The modern American craft scene is dominated by IPAs, so hops are on the tip of everyone’s tongue. The malt contribution—and how malt works with hops to create an overall impression—is often misunderstood. In Helles, there’s no room for confusion: the malt is the star of the show. In Alpenflo, the 100 percent two-row Bavarian barley malt is key to its bready and lightly sweet flavors and aromas when balanced harmoniously with the subtly spicy hops.
The robust protein structures in two-row barley also gives the final product a soft, fluffy head, atop the beer, and is best enjoyed in a 20-ounce pint glass. “If you look at a lot of the major lagers brewed today, oftentimes [those brands] add rice or corn. That lower protein grain does not support the beautiful stable head you get in a classic German Helles,” Bachli says.
Quality ingredients are nothing without the right processes and technique to bring them together. For example, lager yeast ferments cold at the bottom of the fermentation tank, so Alpenflo is fermented in horizontal lagering tanks that minimize pressure and stress on the yeast in order to provide a clean fermentation. “We call that the scuba diver effect,” says Mikey Lenane, Formulation Specialist at Sixpoint. “If you’ve ever gone deep-sea diving, or even gone off a high-dive, you understand the effects of hydrostatic pressure.

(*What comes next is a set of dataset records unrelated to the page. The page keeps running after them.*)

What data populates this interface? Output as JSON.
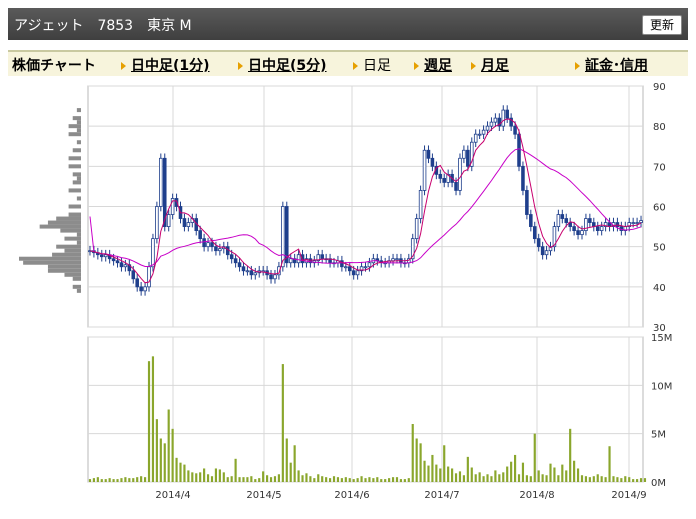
{
  "header": {
    "title": "アジェット　7853　東京 M",
    "refresh_label": "更新"
  },
  "nav": {
    "label": "株価チャート",
    "items": [
      {
        "label": "日中足(1分)",
        "type": "link"
      },
      {
        "label": "日中足(5分)",
        "type": "link"
      },
      {
        "label": "日足",
        "type": "plain"
      },
      {
        "label": "週足",
        "type": "link"
      },
      {
        "label": "月足",
        "type": "link"
      },
      {
        "label": "証金･信用",
        "type": "link"
      }
    ]
  },
  "colors": {
    "up": "#ffffff",
    "down": "#1f3f8c",
    "wick": "#1f3f8c",
    "ma_short": "#c8006e",
    "ma_long": "#c800c8",
    "volume": "#8aa62c",
    "profile": "#8c8c8c"
  },
  "chart_data": [
    {
      "type": "candlestick",
      "y_tick_labels": [
        "90",
        "80",
        "70",
        "60",
        "50",
        "40",
        "30"
      ],
      "ylim": [
        30,
        90
      ],
      "x_tick_labels": [
        "2014/4",
        "2014/5",
        "2014/6",
        "2014/7",
        "2014/8",
        "2014/9"
      ],
      "grid": true,
      "series": [
        {
          "kind": "ohlc",
          "close": [
            49,
            48.5,
            48,
            47.5,
            48,
            47,
            46.5,
            46,
            45,
            45.5,
            44,
            42,
            40,
            39,
            40,
            45,
            52,
            60,
            72,
            55,
            58,
            62,
            60,
            57,
            55,
            56,
            57,
            54,
            52,
            50,
            51,
            50,
            49,
            49.5,
            50,
            48,
            47,
            46,
            45,
            44,
            44,
            43,
            43.5,
            44,
            44,
            43,
            42,
            43,
            45,
            60,
            46,
            47,
            46,
            48,
            46,
            47,
            46,
            46.5,
            48,
            47,
            47,
            46,
            46,
            46.5,
            45,
            45,
            44,
            43,
            44,
            45,
            45,
            46,
            47,
            46.5,
            46,
            46,
            46.5,
            47,
            47,
            46,
            46,
            47,
            52,
            57,
            64,
            74,
            72,
            70,
            68,
            67,
            66,
            68,
            66,
            64,
            72,
            74,
            70,
            76,
            78,
            78,
            79,
            80,
            81,
            82,
            80,
            84,
            82,
            80,
            78,
            70,
            64,
            58,
            55,
            52,
            50,
            48,
            49,
            50,
            55,
            58,
            57,
            56,
            55,
            54,
            53,
            54,
            57,
            56,
            55,
            54,
            55,
            56,
            55,
            56,
            55,
            54,
            55,
            56,
            56,
            56,
            56.5
          ]
        },
        {
          "kind": "ma_short"
        },
        {
          "kind": "ma_long"
        },
        {
          "kind": "volume_profile"
        }
      ]
    },
    {
      "type": "bar",
      "y_tick_labels": [
        "15M",
        "10M",
        "5M",
        "0M"
      ],
      "ylim": [
        0,
        15000000
      ],
      "x_tick_labels": [
        "2014/4",
        "2014/5",
        "2014/6",
        "2014/7",
        "2014/8",
        "2014/9"
      ],
      "series": [
        {
          "name": "volume",
          "values": [
            0.3,
            0.4,
            0.5,
            0.3,
            0.3,
            0.4,
            0.3,
            0.3,
            0.4,
            0.5,
            0.4,
            0.4,
            0.5,
            0.6,
            0.5,
            12.5,
            13,
            6.5,
            4.5,
            4,
            7.5,
            5.5,
            2.5,
            2,
            1.8,
            1.2,
            1.0,
            0.9,
            1.0,
            1.4,
            0.8,
            0.6,
            1.4,
            1.3,
            1.0,
            0.5,
            0.6,
            2.4,
            0.5,
            0.5,
            0.5,
            0.6,
            0.3,
            0.4,
            1.1,
            0.7,
            0.5,
            0.6,
            0.8,
            12.2,
            4.5,
            2.0,
            3.8,
            1.2,
            0.7,
            0.9,
            0.6,
            0.4,
            0.8,
            0.6,
            0.5,
            0.4,
            0.6,
            0.5,
            0.4,
            0.5,
            0.4,
            0.3,
            0.4,
            0.6,
            0.4,
            0.5,
            0.4,
            0.5,
            0.3,
            0.3,
            0.4,
            0.5,
            0.5,
            0.3,
            0.3,
            0.4,
            6.0,
            4.5,
            4.0,
            2.2,
            1.7,
            2.8,
            1.8,
            1.4,
            3.8,
            1.6,
            1.4,
            0.9,
            1.1,
            0.7,
            2.6,
            1.5,
            0.8,
            1.0,
            0.6,
            0.8,
            0.6,
            1.2,
            0.8,
            1.0,
            1.6,
            2.1,
            2.8,
            0.8,
            2.0,
            0.7,
            0.6,
            5.0,
            1.2,
            0.8,
            0.7,
            1.9,
            1.5,
            0.7,
            1.8,
            1.2,
            5.5,
            2.2,
            1.4,
            0.7,
            0.6,
            0.5,
            0.6,
            0.8,
            0.6,
            0.5,
            3.7,
            0.6,
            0.5,
            0.4,
            0.6,
            0.5,
            0.3,
            0.3,
            0.4,
            0.4
          ]
        }
      ]
    }
  ]
}
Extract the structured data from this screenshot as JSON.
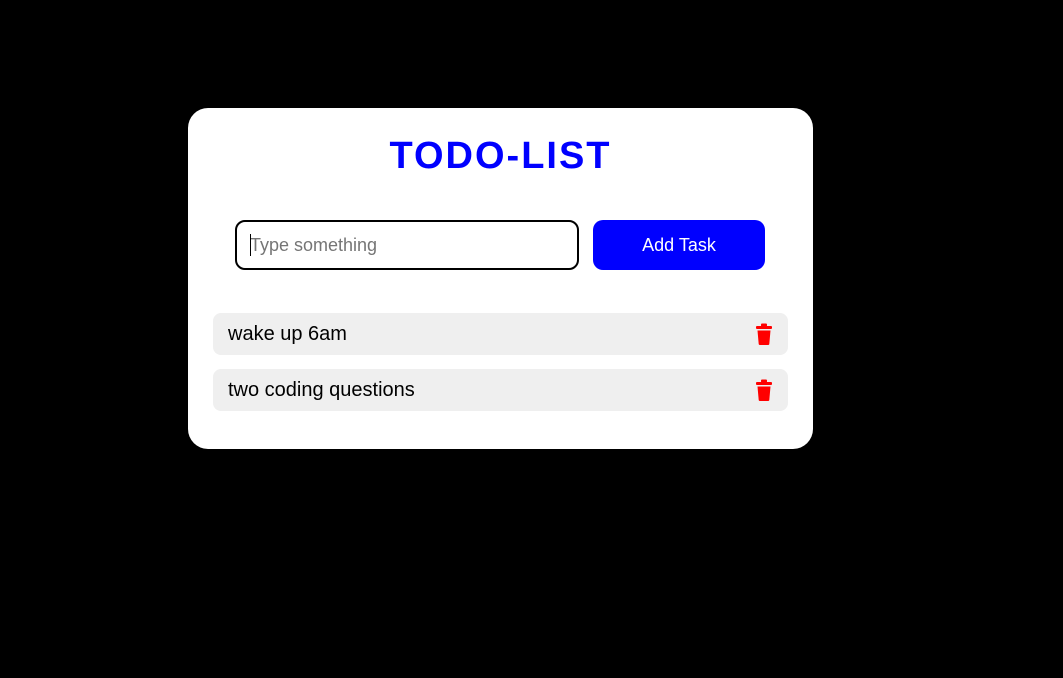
{
  "header": {
    "title": "TODO-LIST"
  },
  "input": {
    "placeholder": "Type something",
    "value": ""
  },
  "add_button": {
    "label": "Add Task"
  },
  "tasks": [
    {
      "text": "wake up 6am",
      "action_icon": "trash-icon"
    },
    {
      "text": "two coding questions",
      "action_icon": "trash-icon"
    }
  ],
  "colors": {
    "background": "#000000",
    "card": "#ffffff",
    "accent": "#0000ff",
    "task_bg": "#efefef",
    "delete": "#ff0000"
  }
}
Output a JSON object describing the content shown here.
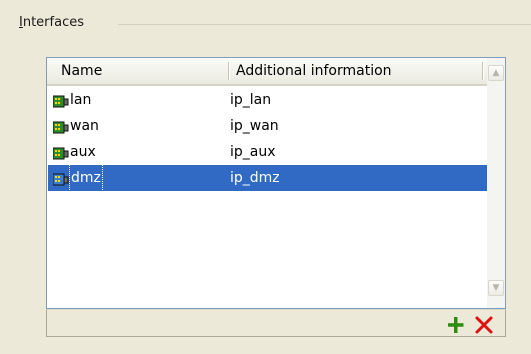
{
  "group": {
    "title_underlined": "I",
    "title_rest": "nterfaces"
  },
  "table": {
    "columns": [
      "Name",
      "Additional information"
    ],
    "rows": [
      {
        "name": "lan",
        "info": "ip_lan",
        "icon": "network-interface-icon",
        "selected": false
      },
      {
        "name": "wan",
        "info": "ip_wan",
        "icon": "network-interface-icon",
        "selected": false
      },
      {
        "name": "aux",
        "info": "ip_aux",
        "icon": "network-interface-icon",
        "selected": false
      },
      {
        "name": "dmz",
        "info": "ip_dmz",
        "icon": "network-interface-icon",
        "selected": true
      }
    ]
  },
  "toolbar": {
    "add_icon": "plus-icon",
    "delete_icon": "delete-x-icon"
  },
  "colors": {
    "selection": "#316AC5",
    "add": "#2E8B12",
    "delete": "#E01010",
    "window": "#ECE9D8"
  }
}
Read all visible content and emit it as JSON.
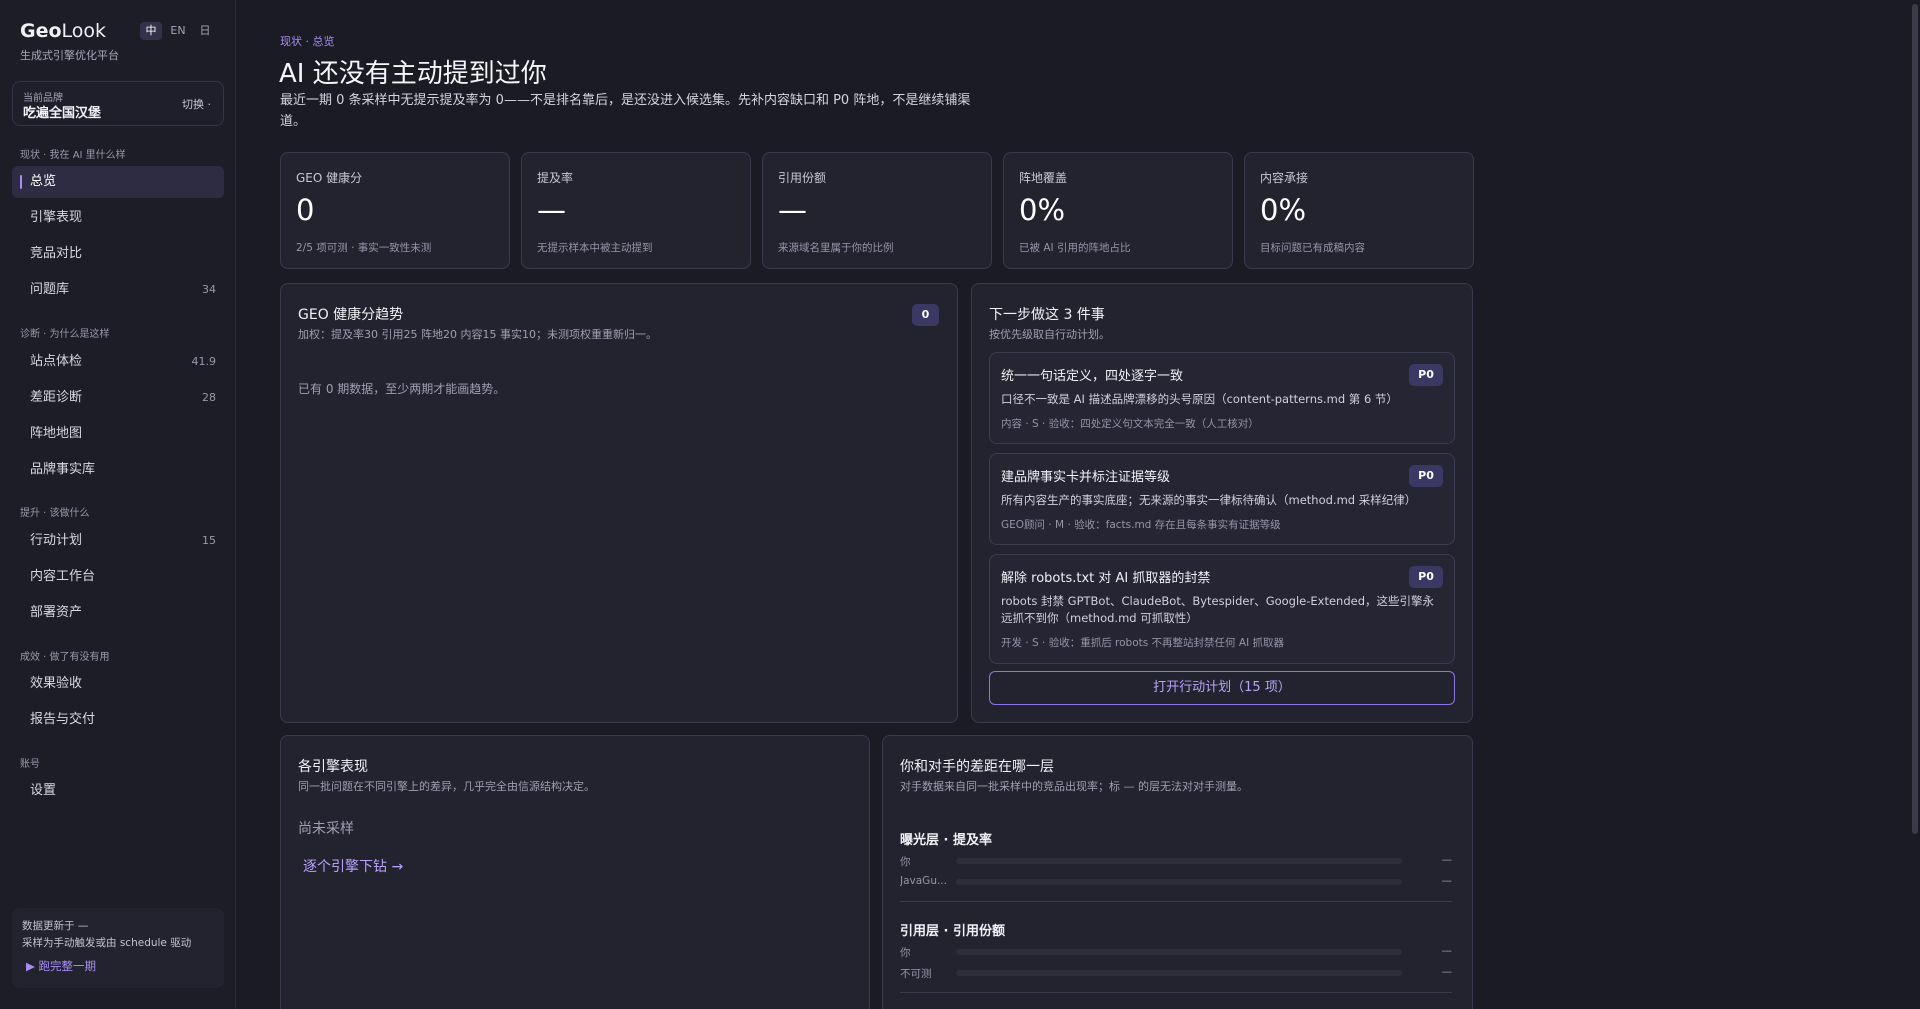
{
  "app": {
    "logo_geo": "Geo",
    "logo_look": "Look",
    "tagline": "生成式引擎优化平台",
    "langs": [
      "中",
      "EN",
      "日"
    ]
  },
  "brand": {
    "caption": "当前品牌",
    "name": "吃遍全国汉堡",
    "switch": "切换 ·"
  },
  "nav": {
    "sections": [
      {
        "label": "现状 · 我在 AI 里什么样"
      },
      {
        "label": "诊断 · 为什么是这样"
      },
      {
        "label": "提升 · 该做什么"
      },
      {
        "label": "成效 · 做了有没有用"
      },
      {
        "label": "账号"
      }
    ],
    "items": [
      {
        "label": "总览",
        "count": ""
      },
      {
        "label": "引擎表现",
        "count": ""
      },
      {
        "label": "竞品对比",
        "count": ""
      },
      {
        "label": "问题库",
        "count": "34"
      },
      {
        "label": "站点体检",
        "count": "41.9"
      },
      {
        "label": "差距诊断",
        "count": "28"
      },
      {
        "label": "阵地地图",
        "count": ""
      },
      {
        "label": "品牌事实库",
        "count": ""
      },
      {
        "label": "行动计划",
        "count": "15"
      },
      {
        "label": "内容工作台",
        "count": ""
      },
      {
        "label": "部署资产",
        "count": ""
      },
      {
        "label": "效果验收",
        "count": ""
      },
      {
        "label": "报告与交付",
        "count": ""
      },
      {
        "label": "设置",
        "count": ""
      }
    ]
  },
  "data_box": {
    "line1": "数据更新于 —",
    "line2": "采样为手动触发或由 schedule 驱动",
    "run": "▶ 跑完整一期"
  },
  "page": {
    "breadcrumb": "现状 · 总览",
    "title": "AI 还没有主动提到过你",
    "subtitle": "最近一期 0 条采样中无提示提及率为 0——不是排名靠后，是还没进入候选集。先补内容缺口和 P0 阵地，不是继续铺渠道。"
  },
  "kpis": [
    {
      "label": "GEO 健康分",
      "value": "0",
      "note": "2/5 项可测 · 事实一致性未测"
    },
    {
      "label": "提及率",
      "value": "—",
      "note": "无提示样本中被主动提到"
    },
    {
      "label": "引用份额",
      "value": "—",
      "note": "来源域名里属于你的比例"
    },
    {
      "label": "阵地覆盖",
      "value": "0%",
      "note": "已被 AI 引用的阵地占比"
    },
    {
      "label": "内容承接",
      "value": "0%",
      "note": "目标问题已有成稿内容"
    }
  ],
  "trend": {
    "title": "GEO 健康分趋势",
    "sub": "加权：提及率30 引用25 阵地20 内容15 事实10；未测项权重重新归一。",
    "badge": "0",
    "empty": "已有 0 期数据，至少两期才能画趋势。"
  },
  "next_steps": {
    "title": "下一步做这 3 件事",
    "sub": "按优先级取自行动计划。",
    "tasks": [
      {
        "title": "统一一句话定义，四处逐字一致",
        "badge": "P0",
        "desc": "口径不一致是 AI 描述品牌漂移的头号原因（content-patterns.md 第 6 节）",
        "meta": "内容 · S · 验收：四处定义句文本完全一致（人工核对）"
      },
      {
        "title": "建品牌事实卡并标注证据等级",
        "badge": "P0",
        "desc": "所有内容生产的事实底座；无来源的事实一律标待确认（method.md 采样纪律）",
        "meta": "GEO顾问 · M · 验收：facts.md 存在且每条事实有证据等级"
      },
      {
        "title": "解除 robots.txt 对 AI 抓取器的封禁",
        "badge": "P0",
        "desc": "robots 封禁 GPTBot、ClaudeBot、Bytespider、Google-Extended，这些引擎永远抓不到你（method.md 可抓取性）",
        "meta": "开发 · S · 验收：重抓后 robots 不再整站封禁任何 AI 抓取器"
      }
    ],
    "button": "打开行动计划（15 项）"
  },
  "engines": {
    "title": "各引擎表现",
    "sub": "同一批问题在不同引擎上的差异，几乎完全由信源结构决定。",
    "empty": "尚未采样",
    "link": "逐个引擎下钻 →"
  },
  "gap": {
    "title": "你和对手的差距在哪一层",
    "sub": "对手数据来自同一批采样中的竞品出现率；标 — 的层无法对对手测量。",
    "layers": [
      {
        "title": "曝光层 · 提及率",
        "rows": [
          {
            "label": "你",
            "value": "—",
            "fill": 0
          },
          {
            "label": "JavaGu...",
            "value": "—",
            "fill": 0
          }
        ]
      },
      {
        "title": "引用层 · 引用份额",
        "rows": [
          {
            "label": "你",
            "value": "—",
            "fill": 0
          },
          {
            "label": "不可测",
            "value": "—",
            "fill": 0
          }
        ]
      }
    ]
  }
}
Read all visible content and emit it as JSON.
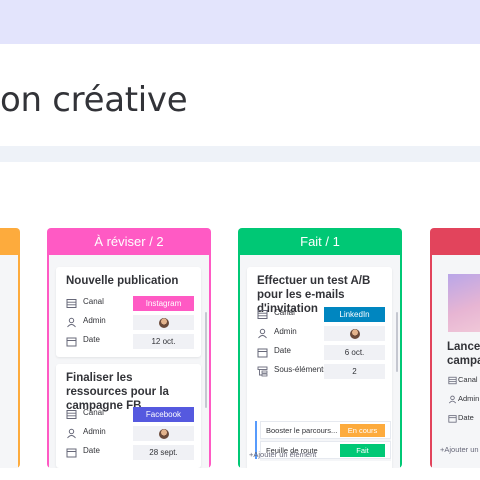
{
  "page": {
    "title": "on créative"
  },
  "columns": {
    "pink": {
      "header": "À réviser / 2",
      "cards": [
        {
          "title": "Nouvelle publication",
          "canal_label": "Canal",
          "canal_value": "Instagram",
          "canal_color": "#ff5ac4",
          "admin_label": "Admin",
          "date_label": "Date",
          "date_value": "12 oct."
        },
        {
          "title": "Finaliser les ressources pour la campagne FB",
          "canal_label": "Canal",
          "canal_value": "Facebook",
          "canal_color": "#5559df",
          "admin_label": "Admin",
          "date_label": "Date",
          "date_value": "28 sept."
        }
      ]
    },
    "green": {
      "header": "Fait / 1",
      "card": {
        "title": "Effectuer un test A/B pour les e-mails d'invitation",
        "canal_label": "Canal",
        "canal_value": "LinkedIn",
        "canal_color": "#0086c0",
        "admin_label": "Admin",
        "date_label": "Date",
        "date_value": "6 oct.",
        "subitems_label": "Sous-éléments",
        "subitems_value": "2"
      },
      "subitems": [
        {
          "name": "Booster le parcours...",
          "status": "En cours",
          "color": "#fdab3d"
        },
        {
          "name": "Feuille de route",
          "status": "Fait",
          "color": "#00c875"
        }
      ],
      "add_item": "+Ajouter un élément"
    },
    "red": {
      "card": {
        "title_line1": "Lancem",
        "title_line2": "campag",
        "canal_label": "Canal",
        "admin_label": "Admin",
        "date_label": "Date"
      },
      "add_item": "+Ajouter un é"
    }
  },
  "icons": {
    "canal": "table-icon",
    "admin": "person-icon",
    "date": "calendar-icon",
    "subitems": "subitems-icon"
  }
}
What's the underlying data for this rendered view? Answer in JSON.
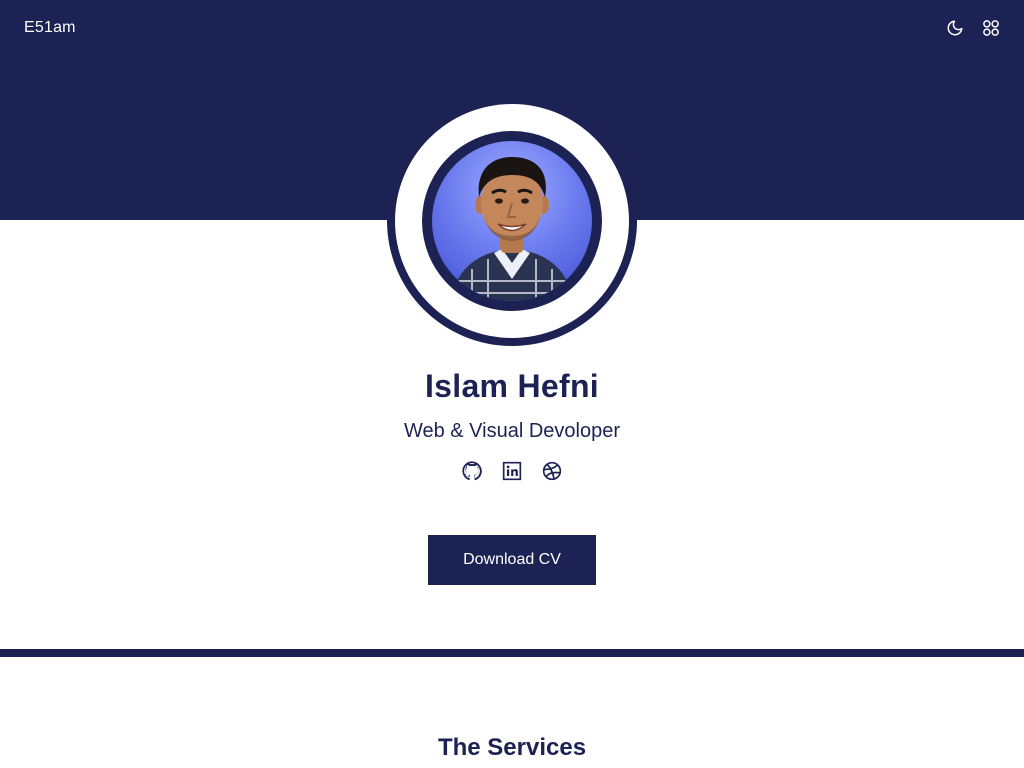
{
  "nav": {
    "logo": "E51am",
    "theme_icon": "moon-icon",
    "menu_icon": "grid-icon"
  },
  "profile": {
    "name": "Islam Hefni",
    "role": "Web & Visual Devoloper",
    "socials": [
      {
        "icon": "github-icon"
      },
      {
        "icon": "linkedin-icon"
      },
      {
        "icon": "dribbble-icon"
      }
    ],
    "cv_label": "Download CV"
  },
  "services": {
    "title": "The Services"
  },
  "colors": {
    "primary": "#1c2254",
    "background": "#ffffff",
    "avatar_bg": "#6d7ef0"
  }
}
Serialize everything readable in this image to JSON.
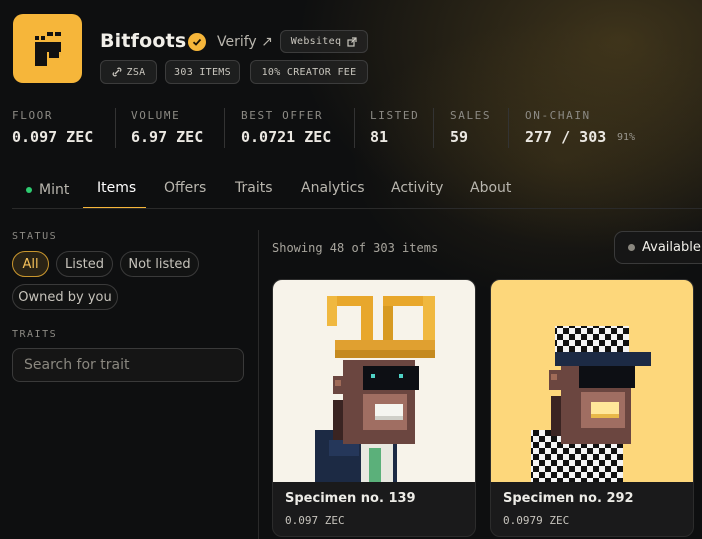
{
  "collection": {
    "name": "Bitfoots",
    "verify_label": "Verify ↗",
    "website_label": "Websiteq",
    "chips": [
      "ZSA",
      "303 ITEMS",
      "10% CREATOR FEE"
    ],
    "brand_color": "#f6b63a"
  },
  "stats": [
    {
      "label": "FLOOR",
      "value": "0.097 ZEC"
    },
    {
      "label": "VOLUME",
      "value": "6.97 ZEC"
    },
    {
      "label": "BEST OFFER",
      "value": "0.0721 ZEC"
    },
    {
      "label": "LISTED",
      "value": "81"
    },
    {
      "label": "SALES",
      "value": "59"
    },
    {
      "label": "ON-CHAIN",
      "value": "277 / 303",
      "suffix": "91%"
    }
  ],
  "tabs": [
    "Mint",
    "Items",
    "Offers",
    "Traits",
    "Analytics",
    "Activity",
    "About"
  ],
  "active_tab": "Items",
  "filters": {
    "status_label": "STATUS",
    "status_options": [
      "All",
      "Listed",
      "Not listed",
      "Owned by you"
    ],
    "selected_status": "All",
    "traits_label": "TRAITS",
    "trait_search_placeholder": "Search for trait"
  },
  "results": {
    "count_text": "Showing 48 of 303 items",
    "availability_label": "Available"
  },
  "items": [
    {
      "name": "Specimen no. 139",
      "price": "0.097 ZEC",
      "bg_color": "#f7f3ea"
    },
    {
      "name": "Specimen no. 292",
      "price": "0.0979 ZEC",
      "bg_color": "#fdd77b"
    }
  ]
}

Not pleasant!”
We’ve talked about the ingredients and process, but according to Bachli, it’s really a more holistic experience: “whenever you’re designing a beer it’s the sum of all its parts,” Bachli says. “You have to carefully select the ingredients. What malt we pick, what yeast we use, who we work with and the hops we get are critical for us.” That dedication shines through in the beer and the glass.
This article is sponsored by Sixpoint.